There is not a person on earth who can predict the future. We have no idea what is going to happen in the next thirty seconds, let alone a day, a month, a year, or ten years from now. We may have insights into possibilities and probabilities based on observations and patterns. But these predictions are not absolute and often lack some level of accurate detail. This is why many become frustrated with meteorologists because their weather predictions have a limited level of accuracy.
So the song which I am sharing with you today is based on a question which is unfair to Mary. Mary’s announcement from the angel was alarming and unpredictable. How could Mary ever know who and what Jesus would become? Even if she connected her child to the ancient prophecies, she could not know the details or timing. This song shares what we, on the other side of Jesus’s story, know happened. We know who Mary’s child is and what he has done.
As you listen to Mark Lowry’s version of the gospel, consider what you know about Mary’s child. How do you tell others what you know?
Today we have so many ways to communicate. The use of electronic messaging is now commonplace and the top method of sharing a message with others. A person can feel overwhelmed at times with the number of messages received in one day. Some of these messages are uplifting, helpful, informative, and/or meaningful. Other messages are upsetting, destructive, trivial and/or annoying. There are times when we experience great joy with the message we receive. Still at other times we may be shocked by the contents of the message. Messages have the ability to inspire and motivate, or they can leave us scared and defeated.
The reading for today is a portion of Luke’s narrative on the birth of Jesus. A messenger of God comes to Mary. The greeting which the messenger offers is unsettling for Mary. She is informed to not worry because she is seen in a positive light by God. This is followed by the announcement that she is to conceive a son who God wishes to be named Jesus. The last statements in this portion of the message describes who this child will be in life. The description fits the prophecies regarding the Messiah. What an unnerving, and yet profound message Mary has received, a message she received because she chose to be open to it.

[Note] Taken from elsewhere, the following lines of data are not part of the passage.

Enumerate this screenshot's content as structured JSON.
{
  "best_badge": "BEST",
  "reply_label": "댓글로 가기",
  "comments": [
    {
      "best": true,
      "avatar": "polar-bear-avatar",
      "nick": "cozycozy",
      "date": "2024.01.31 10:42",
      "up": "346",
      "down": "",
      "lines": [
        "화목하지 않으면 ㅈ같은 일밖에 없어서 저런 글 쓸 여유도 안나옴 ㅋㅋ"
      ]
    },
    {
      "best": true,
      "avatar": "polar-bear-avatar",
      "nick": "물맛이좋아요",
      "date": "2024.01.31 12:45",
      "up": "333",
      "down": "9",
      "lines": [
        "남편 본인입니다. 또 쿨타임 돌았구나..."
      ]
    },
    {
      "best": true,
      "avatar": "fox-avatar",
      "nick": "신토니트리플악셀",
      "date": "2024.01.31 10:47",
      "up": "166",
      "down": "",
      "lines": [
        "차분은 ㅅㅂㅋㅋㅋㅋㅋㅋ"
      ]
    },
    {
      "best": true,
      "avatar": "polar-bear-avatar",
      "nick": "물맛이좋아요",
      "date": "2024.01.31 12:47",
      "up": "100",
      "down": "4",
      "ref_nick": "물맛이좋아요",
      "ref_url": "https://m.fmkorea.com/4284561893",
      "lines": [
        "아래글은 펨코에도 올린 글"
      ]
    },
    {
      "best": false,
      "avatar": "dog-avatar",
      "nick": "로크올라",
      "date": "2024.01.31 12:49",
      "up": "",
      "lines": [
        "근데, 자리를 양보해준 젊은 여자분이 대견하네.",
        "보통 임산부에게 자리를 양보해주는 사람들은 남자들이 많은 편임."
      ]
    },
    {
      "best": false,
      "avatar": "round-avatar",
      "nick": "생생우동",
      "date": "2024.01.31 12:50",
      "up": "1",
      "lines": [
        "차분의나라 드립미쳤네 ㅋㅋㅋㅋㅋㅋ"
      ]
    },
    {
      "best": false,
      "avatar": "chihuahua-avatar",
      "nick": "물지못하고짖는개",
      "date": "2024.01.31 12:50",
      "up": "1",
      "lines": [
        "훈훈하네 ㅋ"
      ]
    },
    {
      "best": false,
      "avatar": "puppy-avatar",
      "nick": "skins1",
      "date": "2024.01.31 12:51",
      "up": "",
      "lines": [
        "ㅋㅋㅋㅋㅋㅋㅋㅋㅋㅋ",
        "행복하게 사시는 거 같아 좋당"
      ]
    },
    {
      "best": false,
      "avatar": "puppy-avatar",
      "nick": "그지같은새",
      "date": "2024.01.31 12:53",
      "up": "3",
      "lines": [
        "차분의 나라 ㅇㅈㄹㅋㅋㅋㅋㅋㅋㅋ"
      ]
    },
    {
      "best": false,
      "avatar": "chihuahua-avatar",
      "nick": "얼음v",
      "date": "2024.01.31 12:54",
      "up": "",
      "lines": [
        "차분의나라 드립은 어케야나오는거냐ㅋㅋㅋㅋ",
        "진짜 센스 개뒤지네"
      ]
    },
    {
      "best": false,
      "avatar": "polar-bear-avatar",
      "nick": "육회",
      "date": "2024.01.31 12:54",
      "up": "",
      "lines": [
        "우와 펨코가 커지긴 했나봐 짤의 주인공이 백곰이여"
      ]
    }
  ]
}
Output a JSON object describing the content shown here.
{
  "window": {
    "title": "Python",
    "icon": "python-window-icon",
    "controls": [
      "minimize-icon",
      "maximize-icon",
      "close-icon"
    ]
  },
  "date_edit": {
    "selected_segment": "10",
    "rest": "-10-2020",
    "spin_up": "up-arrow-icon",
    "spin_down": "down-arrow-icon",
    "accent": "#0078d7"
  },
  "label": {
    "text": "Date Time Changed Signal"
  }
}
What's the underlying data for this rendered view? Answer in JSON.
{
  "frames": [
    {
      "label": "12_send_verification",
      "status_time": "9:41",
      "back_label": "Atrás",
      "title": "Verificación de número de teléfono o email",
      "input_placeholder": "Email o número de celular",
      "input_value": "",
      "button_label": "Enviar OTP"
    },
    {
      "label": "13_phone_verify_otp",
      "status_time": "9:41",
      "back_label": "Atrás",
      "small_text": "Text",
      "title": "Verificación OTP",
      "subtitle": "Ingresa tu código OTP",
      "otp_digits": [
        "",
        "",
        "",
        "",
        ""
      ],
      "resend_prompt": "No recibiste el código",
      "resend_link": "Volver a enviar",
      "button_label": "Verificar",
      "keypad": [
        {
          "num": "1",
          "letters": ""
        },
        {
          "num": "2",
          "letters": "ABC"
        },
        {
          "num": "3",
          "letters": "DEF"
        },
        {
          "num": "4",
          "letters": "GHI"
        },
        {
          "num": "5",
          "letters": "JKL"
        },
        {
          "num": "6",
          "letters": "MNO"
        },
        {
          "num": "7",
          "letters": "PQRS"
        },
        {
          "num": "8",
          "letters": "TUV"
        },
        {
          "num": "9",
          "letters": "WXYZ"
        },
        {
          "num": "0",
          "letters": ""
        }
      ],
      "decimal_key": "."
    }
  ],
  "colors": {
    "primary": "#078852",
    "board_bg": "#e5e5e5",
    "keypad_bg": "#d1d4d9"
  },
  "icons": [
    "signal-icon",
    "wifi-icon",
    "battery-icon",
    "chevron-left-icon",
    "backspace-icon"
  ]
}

Many messages came our way on a daily basis. In reading about Mary’s receipt of a message, an obvious question presents itself, “Am I open to receive a message from God?” Since God does not use conventional means to deliver messages to us, we must be alert to the various ways God may choose to communicate with us. The most frequent method is through other people who God places in our path. But God uses Scripture, the arts, nature and even dreams as well. We may receive profound and life-changing messages as Mary did. We may also receive messages of reassurance, love, forgiveness, and hope. Whatever the message may be, we can only receive it if we are open and alert for it.